Would you like a cyber attack with that burger and fries? No, thanks.
Fast food chain Wendy’s has fallen victim to a sustained cyber attack, affecting over 1,000 of its franchised restaurants across the US and breaching customers’ payment card data. Malware was installed on point of sale (POS) devices, possibly as a result of compromising the login credentials of external service providers, in the fall of 2015.
Stealing or compromising the login credentials of third parties that have access to a large organization’s network is a well-proven technique: it’s how the hackers behind the high-profile attack on retail giant Target managed to get into the company’s payments network. It’s often easier to find weaknesses in the networks of small suppliers, and use them as a stepping-stone to get to their intended victim. Once the attackers are inside the main network, they can move laterally to identify and quietly steal the data they want.

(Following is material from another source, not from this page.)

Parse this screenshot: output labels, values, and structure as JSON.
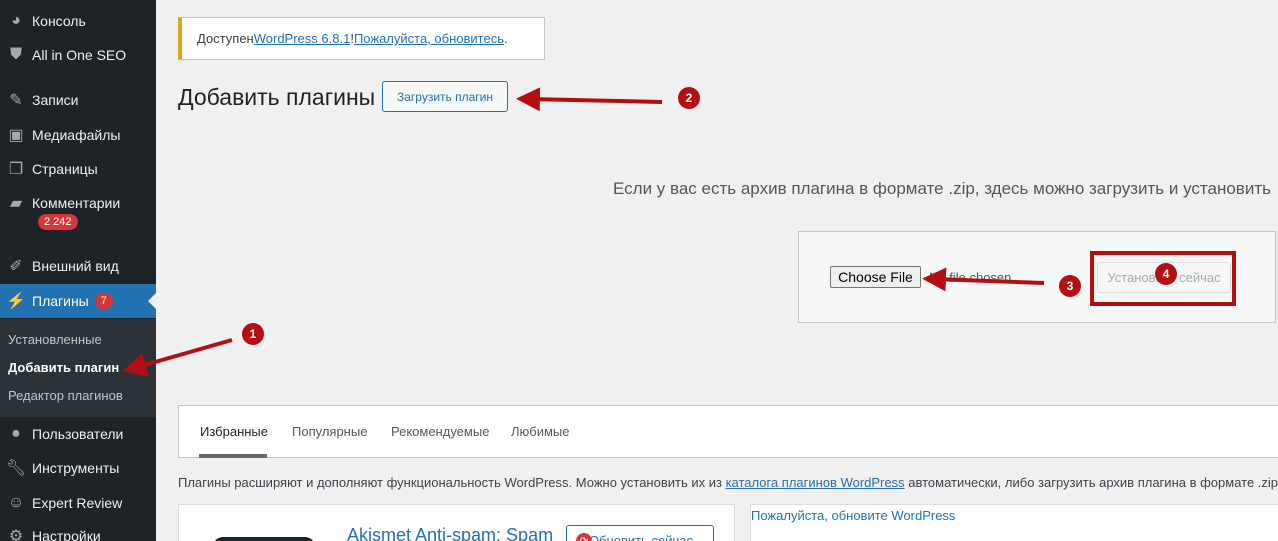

What’s particularly interesting in this case is that two separate waves of the cyber attack were identified by the investigating team – the first discovered in March 2016, and the second in May, after a new variant of the malware was discovered in the company’s networks. It’s believed the first attack had been under way for some five months before being stopped – highlighting how difficult it can be for companies that have been breached to detect that there is a problem.
Avivah Litan, a financial fraud expert and analyst at the consultancy Gartner, said it well in a Bank Info Security article: “Wendy's is not in business to audit its systems beyond what PCI requires, and stealthy criminals don't leave many traces of their activities. This lack of effective auditing and monitoring is also why the breach went on so long unnoticed."
So how can organizations detect signs that they may have been compromised, and move quickly to close off a breach? First, we blogged recently about how ‘seeing is understanding.’ To get a comprehensive understanding of your information security resilience and risk profile, you need to have true end-to-end visibility of what’s happening on your network. If you can map and monitor all traffic across your network, you can build a picture of what ‘normal’ traffic looks like for your business. As a result, it’s easier to spot any deviations from those normal patterns which could be a sign of an ongoing cyber attack – such as data is being extracted or moved in unusual ways – which should act as a trigger for the IT security team to investigate. Complete network visibility certainly helps IT teams spot the symptoms of an attack.
Second, long-term sustained cyber attacks such as these involve sensitive data being sent out of the organization, to the criminals’ IP addresses. Using a Threat Intelligence gateway for IP address filtering, such as Ixia’s ThreatARMOR, can automatically detect and stop this happening. While the main purpose of these gateways is to filter known bad traffic trying to get into your network from malicious IP addresses that have been used for DDoS attacks, or harbor malware, the gateway works both ways. It can also detect traffic that is being sent from your network to known bad IP addresses. It also raises an alert when suspicious activity is taking place, so that IT teams can properly investigate.
Cyber criminals are getting stealthier in their tactics, trying to evade detection for as long as possible so they can steal as much as possible. The only way to bring these activities out of the shadows is to have better visibility across your networks of what constitutes ‘normal’ traffic, to help identify the subtle signs of an otherwise stealthy attack.